## [Task to complete]
All of the data that follows should be output again without any alteration.

## [Extracted data]

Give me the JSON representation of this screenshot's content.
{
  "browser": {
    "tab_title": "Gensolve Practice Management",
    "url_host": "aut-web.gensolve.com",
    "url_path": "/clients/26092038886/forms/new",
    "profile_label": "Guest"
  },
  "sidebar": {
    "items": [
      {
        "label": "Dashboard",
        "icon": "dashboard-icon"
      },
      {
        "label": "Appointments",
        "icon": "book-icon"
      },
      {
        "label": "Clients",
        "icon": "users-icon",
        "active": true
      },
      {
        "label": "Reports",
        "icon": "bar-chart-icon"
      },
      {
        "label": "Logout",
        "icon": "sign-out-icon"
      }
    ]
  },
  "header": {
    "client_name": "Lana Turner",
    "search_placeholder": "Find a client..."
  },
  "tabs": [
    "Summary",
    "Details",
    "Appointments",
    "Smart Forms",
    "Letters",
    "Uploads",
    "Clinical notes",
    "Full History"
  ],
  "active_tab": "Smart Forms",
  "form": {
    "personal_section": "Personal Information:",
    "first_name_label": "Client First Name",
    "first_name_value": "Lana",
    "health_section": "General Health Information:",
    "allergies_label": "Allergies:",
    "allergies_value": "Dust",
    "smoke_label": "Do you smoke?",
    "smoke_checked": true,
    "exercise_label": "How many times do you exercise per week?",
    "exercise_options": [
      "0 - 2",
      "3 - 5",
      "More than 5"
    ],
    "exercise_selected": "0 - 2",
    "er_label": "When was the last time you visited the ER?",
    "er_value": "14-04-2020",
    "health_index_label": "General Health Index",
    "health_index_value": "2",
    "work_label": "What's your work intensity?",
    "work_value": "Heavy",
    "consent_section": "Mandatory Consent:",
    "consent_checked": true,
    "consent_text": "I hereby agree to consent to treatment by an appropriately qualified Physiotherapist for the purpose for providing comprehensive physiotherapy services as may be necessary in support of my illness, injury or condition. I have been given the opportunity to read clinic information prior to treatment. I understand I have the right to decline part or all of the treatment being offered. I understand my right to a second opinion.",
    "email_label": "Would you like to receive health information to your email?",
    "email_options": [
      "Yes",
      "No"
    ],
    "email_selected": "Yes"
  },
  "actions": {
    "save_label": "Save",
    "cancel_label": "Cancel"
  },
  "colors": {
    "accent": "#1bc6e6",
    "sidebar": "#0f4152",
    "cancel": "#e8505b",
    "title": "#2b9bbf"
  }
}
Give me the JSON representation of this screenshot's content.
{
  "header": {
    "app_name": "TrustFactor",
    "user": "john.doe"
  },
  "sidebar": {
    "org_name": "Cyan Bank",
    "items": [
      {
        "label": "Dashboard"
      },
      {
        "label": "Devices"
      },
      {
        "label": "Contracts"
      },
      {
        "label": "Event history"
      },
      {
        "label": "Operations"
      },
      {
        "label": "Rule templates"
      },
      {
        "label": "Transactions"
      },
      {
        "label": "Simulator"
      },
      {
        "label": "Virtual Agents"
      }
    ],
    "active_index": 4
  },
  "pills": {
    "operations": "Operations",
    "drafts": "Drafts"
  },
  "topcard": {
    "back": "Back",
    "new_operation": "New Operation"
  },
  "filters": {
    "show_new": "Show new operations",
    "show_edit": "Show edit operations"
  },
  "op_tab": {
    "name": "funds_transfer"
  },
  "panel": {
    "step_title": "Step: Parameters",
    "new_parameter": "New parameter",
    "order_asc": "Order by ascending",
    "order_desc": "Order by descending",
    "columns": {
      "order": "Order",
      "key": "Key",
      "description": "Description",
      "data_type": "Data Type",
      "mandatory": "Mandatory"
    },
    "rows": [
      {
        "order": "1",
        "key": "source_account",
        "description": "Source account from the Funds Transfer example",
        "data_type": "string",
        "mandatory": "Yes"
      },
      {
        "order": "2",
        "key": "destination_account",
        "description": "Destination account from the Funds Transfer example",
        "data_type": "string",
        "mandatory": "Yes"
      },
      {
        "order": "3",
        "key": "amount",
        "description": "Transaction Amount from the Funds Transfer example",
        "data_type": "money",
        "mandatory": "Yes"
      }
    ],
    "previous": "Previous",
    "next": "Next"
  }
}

## [Answer to the exercise]
Give me the JSON representation of this screenshot's content.
{
  "browser": {
    "tab_title": "Gensolve Practice Management",
    "url_host": "aut-web.gensolve.com",
    "url_path": "/clients/26092038886/forms/new",
    "profile_label": "Guest"
  },
  "sidebar": {
    "items": [
      {
        "label": "Dashboard",
        "icon": "dashboard-icon"
      },
      {
        "label": "Appointments",
        "icon": "book-icon"
      },
      {
        "label": "Clients",
        "icon": "users-icon",
        "active": true
      },
      {
        "label": "Reports",
        "icon": "bar-chart-icon"
      },
      {
        "label": "Logout",
        "icon": "sign-out-icon"
      }
    ]
  },
  "header": {
    "client_name": "Lana Turner",
    "search_placeholder": "Find a client..."
  },
  "tabs": [
    "Summary",
    "Details",
    "Appointments",
    "Smart Forms",
    "Letters",
    "Uploads",
    "Clinical notes",
    "Full History"
  ],
  "active_tab": "Smart Forms",
  "form": {
    "personal_section": "Personal Information:",
    "first_name_label": "Client First Name",
    "first_name_value": "Lana",
    "health_section": "General Health Information:",
    "allergies_label": "Allergies:",
    "allergies_value": "Dust",
    "smoke_label": "Do you smoke?",
    "smoke_checked": true,
    "exercise_label": "How many times do you exercise per week?",
    "exercise_options": [
      "0 - 2",
      "3 - 5",
      "More than 5"
    ],
    "exercise_selected": "0 - 2",
    "er_label": "When was the last time you visited the ER?",
    "er_value": "14-04-2020",
    "health_index_label": "General Health Index",
    "health_index_value": "2",
    "work_label": "What's your work intensity?",
    "work_value": "Heavy",
    "consent_section": "Mandatory Consent:",
    "consent_checked": true,
    "consent_text": "I hereby agree to consent to treatment by an appropriately qualified Physiotherapist for the purpose for providing comprehensive physiotherapy services as may be necessary in support of my illness, injury or condition. I have been given the opportunity to read clinic information prior to treatment. I understand I have the right to decline part or all of the treatment being offered. I understand my right to a second opinion.",
    "email_label": "Would you like to receive health information to your email?",
    "email_options": [
      "Yes",
      "No"
    ],
    "email_selected": "Yes"
  },
  "actions": {
    "save_label": "Save",
    "cancel_label": "Cancel"
  },
  "colors": {
    "accent": "#1bc6e6",
    "sidebar": "#0f4152",
    "cancel": "#e8505b",
    "title": "#2b9bbf"
  }
}
Give me the JSON representation of this screenshot's content.
{
  "header": {
    "app_name": "TrustFactor",
    "user": "john.doe"
  },
  "sidebar": {
    "org_name": "Cyan Bank",
    "items": [
      {
        "label": "Dashboard"
      },
      {
        "label": "Devices"
      },
      {
        "label": "Contracts"
      },
      {
        "label": "Event history"
      },
      {
        "label": "Operations"
      },
      {
        "label": "Rule templates"
      },
      {
        "label": "Transactions"
      },
      {
        "label": "Simulator"
      },
      {
        "label": "Virtual Agents"
      }
    ],
    "active_index": 4
  },
  "pills": {
    "operations": "Operations",
    "drafts": "Drafts"
  },
  "topcard": {
    "back": "Back",
    "new_operation": "New Operation"
  },
  "filters": {
    "show_new": "Show new operations",
    "show_edit": "Show edit operations"
  },
  "op_tab": {
    "name": "funds_transfer"
  },
  "panel": {
    "step_title": "Step: Parameters",
    "new_parameter": "New parameter",
    "order_asc": "Order by ascending",
    "order_desc": "Order by descending",
    "columns": {
      "order": "Order",
      "key": "Key",
      "description": "Description",
      "data_type": "Data Type",
      "mandatory": "Mandatory"
    },
    "rows": [
      {
        "order": "1",
        "key": "source_account",
        "description": "Source account from the Funds Transfer example",
        "data_type": "string",
        "mandatory": "Yes"
      },
      {
        "order": "2",
        "key": "destination_account",
        "description": "Destination account from the Funds Transfer example",
        "data_type": "string",
        "mandatory": "Yes"
      },
      {
        "order": "3",
        "key": "amount",
        "description": "Transaction Amount from the Funds Transfer example",
        "data_type": "money",
        "mandatory": "Yes"
      }
    ],
    "previous": "Previous",
    "next": "Next"
  }
}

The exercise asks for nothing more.